To show all the details as perfectly as possible, the print is then coloured by hand with water-colours, carefully applied with a brush. As in the days of Dürer, each single print is pulled by hand in our modern handicraft atelier. This is the only way to preserve the treasures of this old-established art of printing.
The naturalistic dry-point-etchings of local and African animals and hunting scenes produced by the painter and etcher Kurt Meyer-Eberhardt are a central part of our printing programme. From 1917 onwards, he worked with Franz Hanfstaengl’s publishing company and bequeathed his original copper plates to him. Our printer, Franz Duchatsch, still pulls his etchings in the way he learned it from the artist himself.
The “Corpus Imaginum” is a unique portrait gallery. For many decades, Franz Hanfstaengl collected more than 900 portraits – drawings, etchings, lithographs and photographs – and took pictures of them. Sometimes he was offered very rare portraits which had been in the property of families for a long time, without being aware of their value. From 1855 onwards, many photographs were taken especially for the Corpus Imaginum collection since Franz Hanfstaengl was by that time a renowned photographer. Famous composers and musicians such as Beethoven, Schubert and Liszt, poets and writers such as Goethe, Schiller and Fontane, scientists and researchers such as Einstein, Leibniz and Erasmus von Rotterdam, military men and statesmen and many other famous personalities are part of the Corpus Imaginum collection.
Not only men are enchanted when they see a beautiful woman. For artists of all times it has been a tempting challenge to reproduce female charm in an artistic work, especially to draw or paint male and female nudes.
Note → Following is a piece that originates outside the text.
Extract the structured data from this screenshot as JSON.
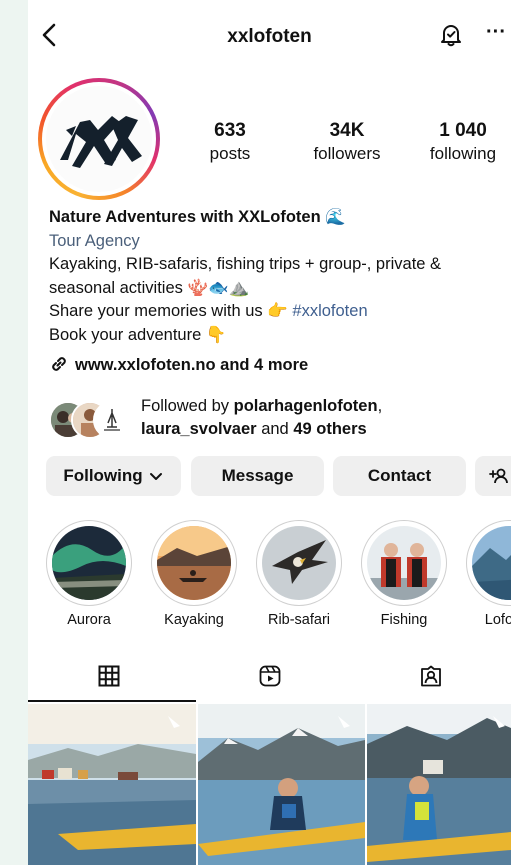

We are particularly proud to own the unique etchings of beautiful women produced by Carl Josef Bauer who studied at the Munich Academy under Professors Diez and Jank and participated in the exhibition at the Munich Glass Palace. Most of his etchings were produced around 1920 and later in Art Deco style.
It is always interesting to see how our towns and landscapes looked like in former times and to what degree they have preserved their characteristics up to the present day. Thanks to artists like Giuseppe Vasi and Jan de Visscher we can still admire these motifs in their works. But also at the beginning of the 20th century, artists such as Professor Paul Geissler and Wilhelm Scholz etched characteristic buildings, town-quarters and landscapes from all over Germany on copper plates.